**What you will do:** Copy the records below exactly as they stand. Leave out the pictures.

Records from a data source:
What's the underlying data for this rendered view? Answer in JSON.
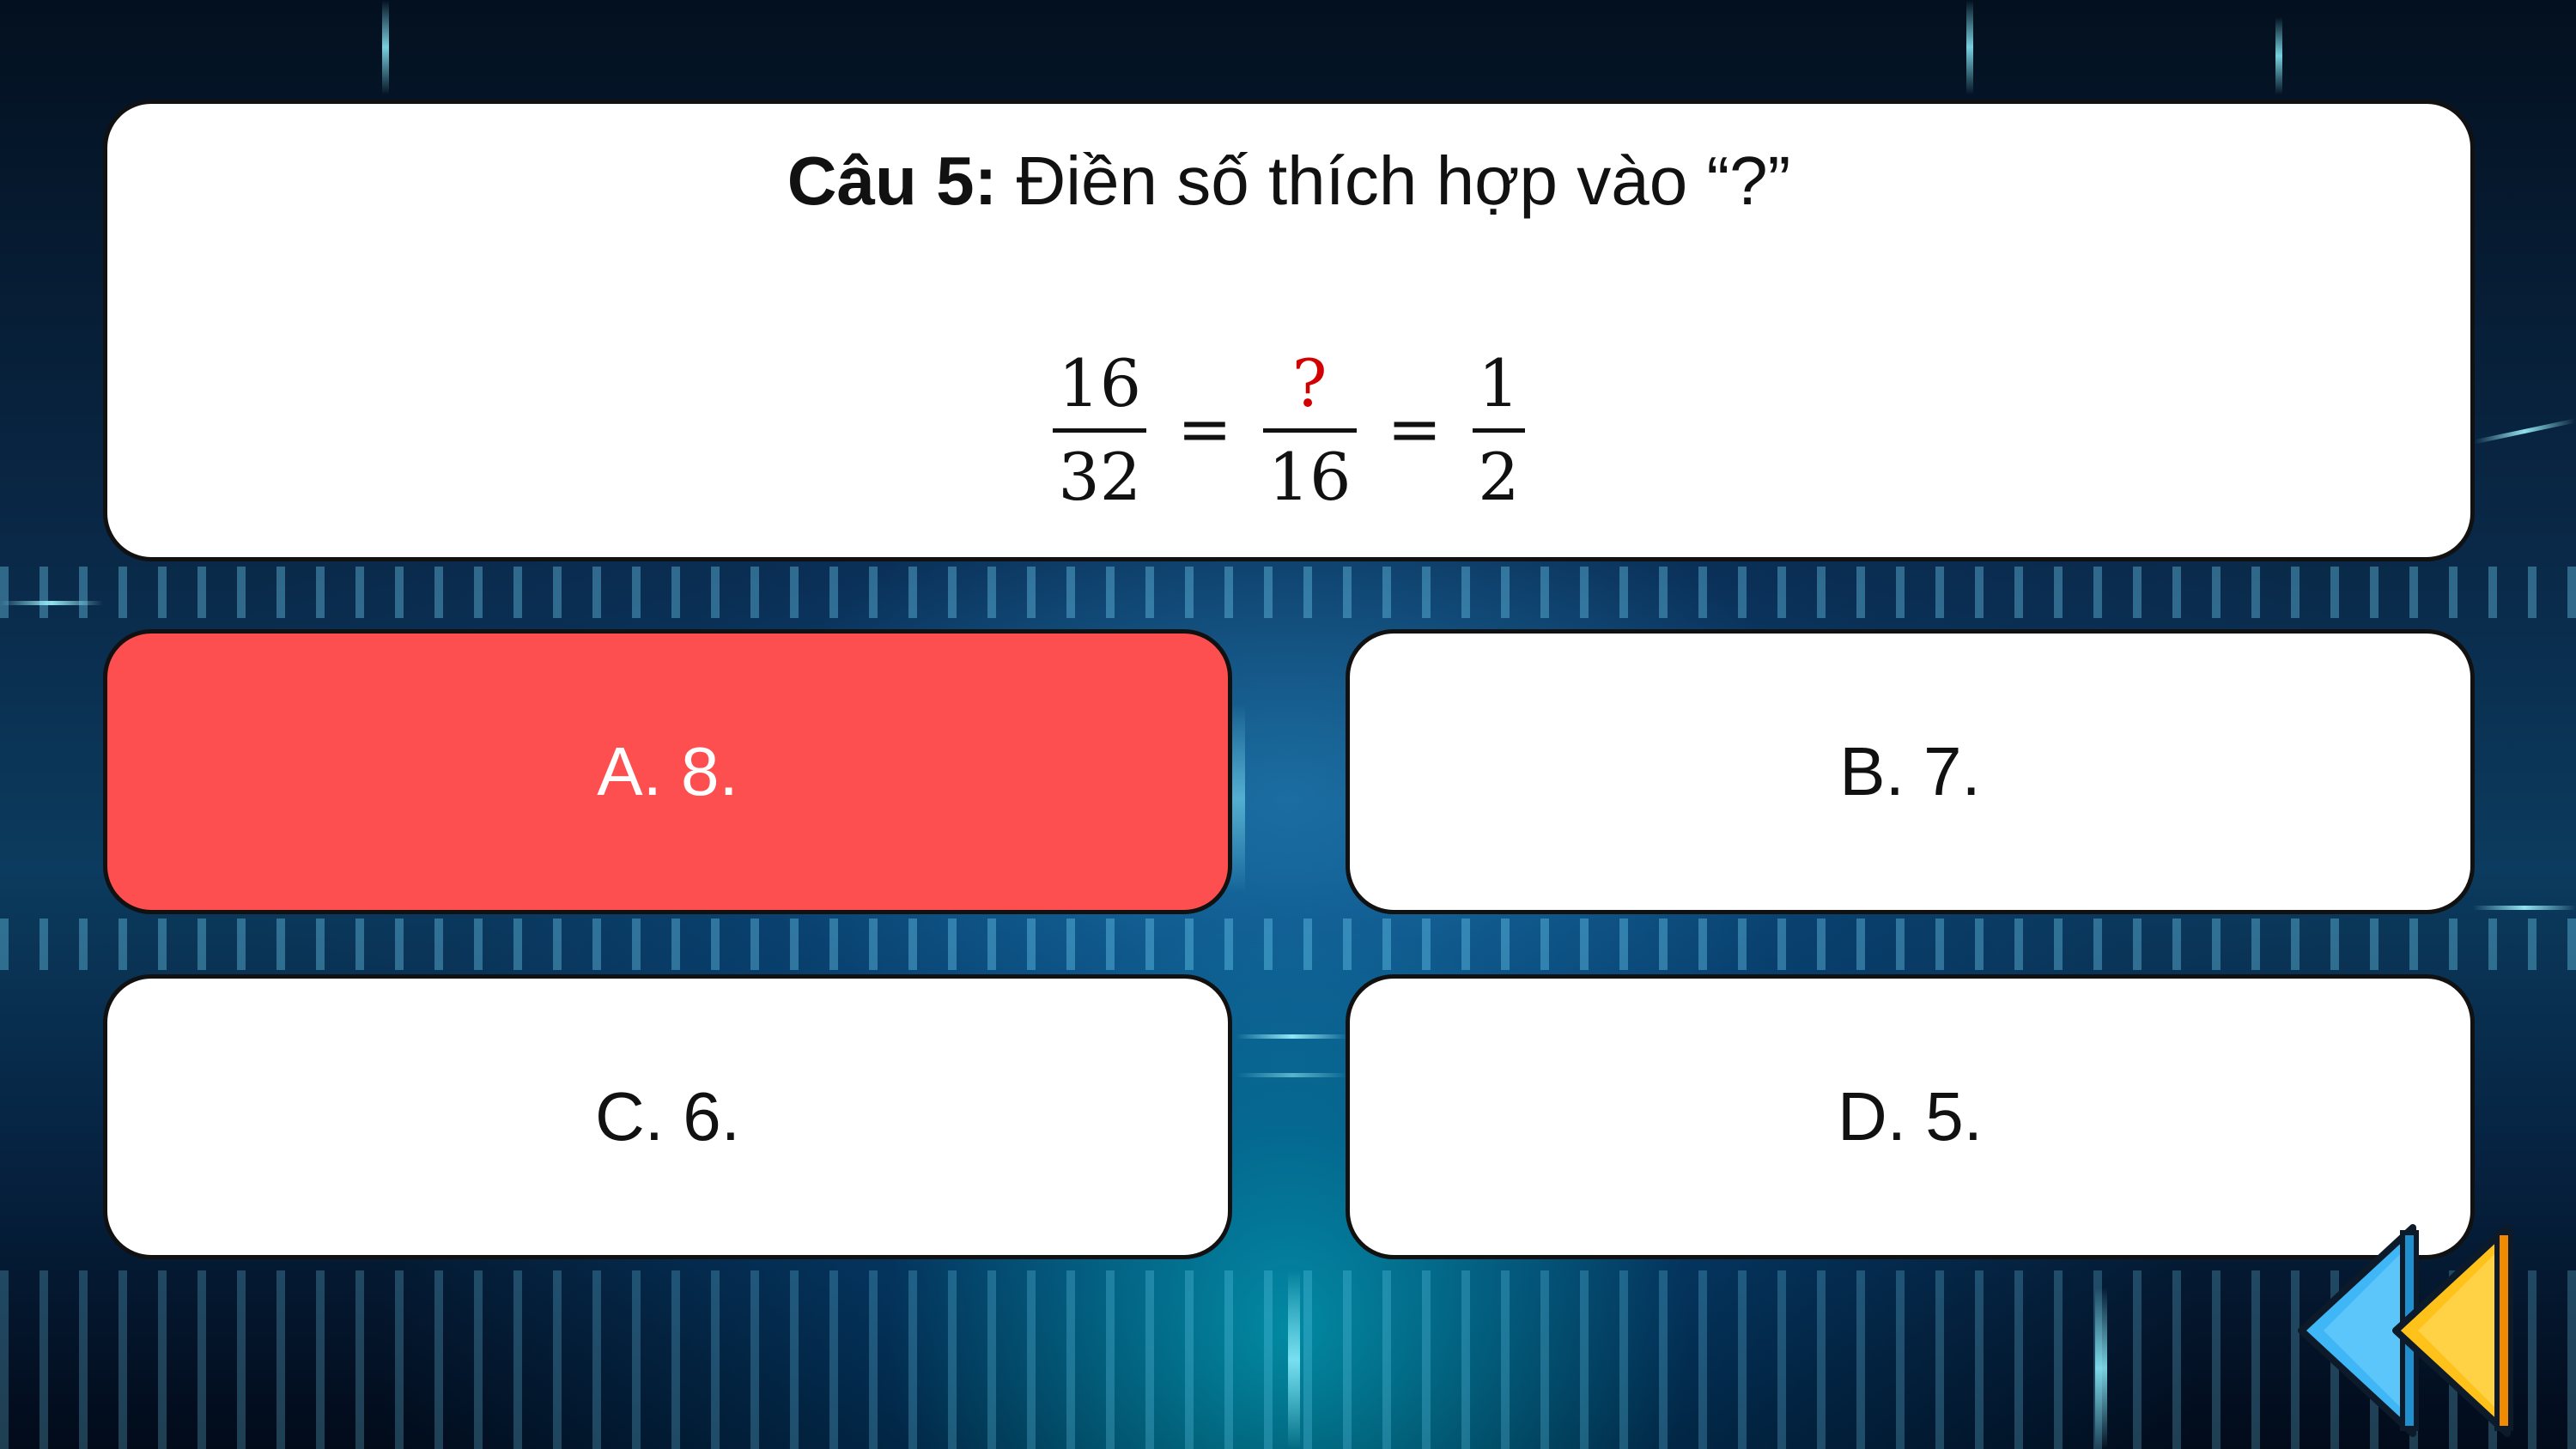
{
  "question": {
    "label": "Câu 5:",
    "text": " Điền số thích hợp vào “?”",
    "equation": {
      "frac1": {
        "numerator": "16",
        "denominator": "32"
      },
      "equals_1": "=",
      "frac2": {
        "numerator": "?",
        "denominator": "16"
      },
      "equals_2": "=",
      "frac3": {
        "numerator": "1",
        "denominator": "2"
      }
    }
  },
  "answers": {
    "a": "A. 8.",
    "b": "B. 7.",
    "c": "C. 6.",
    "d": "D. 5."
  },
  "selected_answer": "a",
  "colors": {
    "selected_answer_bg": "#fd4f4f",
    "unknown_mark": "#d20000",
    "back_arrow_blue": "#3fb6f5",
    "back_arrow_yellow": "#ffc21a"
  },
  "icons": {
    "back": "back-arrow-icon"
  }
}
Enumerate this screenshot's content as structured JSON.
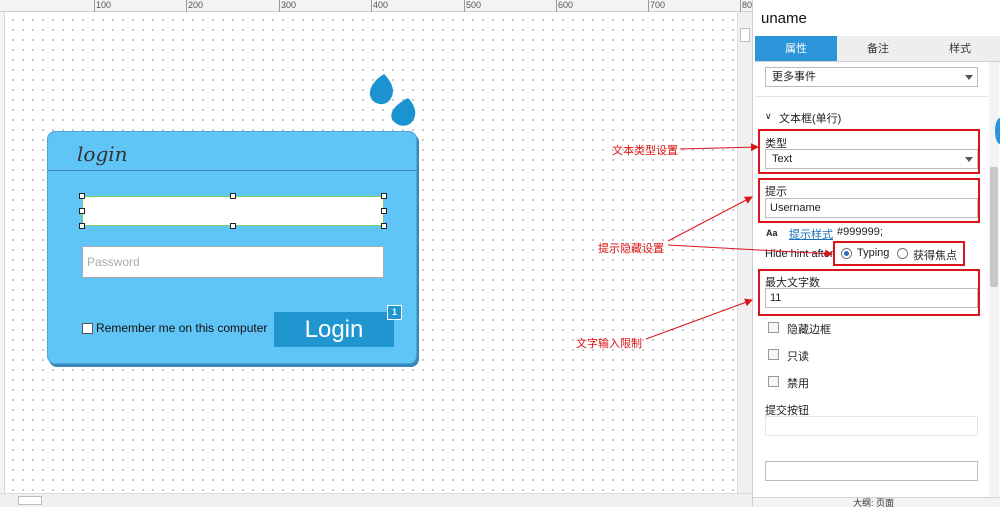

**Task solution:**
What's the underlying data for this rendered view? Answer in JSON.
{
  "question": {
    "label": "Câu 5:",
    "text": " Điền số thích hợp vào “?”",
    "equation": {
      "frac1": {
        "numerator": "16",
        "denominator": "32"
      },
      "equals_1": "=",
      "frac2": {
        "numerator": "?",
        "denominator": "16"
      },
      "equals_2": "=",
      "frac3": {
        "numerator": "1",
        "denominator": "2"
      }
    }
  },
  "answers": {
    "a": "A. 8.",
    "b": "B. 7.",
    "c": "C. 6.",
    "d": "D. 5."
  },
  "selected_answer": "a",
  "colors": {
    "selected_answer_bg": "#fd4f4f",
    "unknown_mark": "#d20000",
    "back_arrow_blue": "#3fb6f5",
    "back_arrow_yellow": "#ffc21a"
  },
  "icons": {
    "back": "back-arrow-icon"
  }
}
Enumerate this screenshot's content as structured JSON.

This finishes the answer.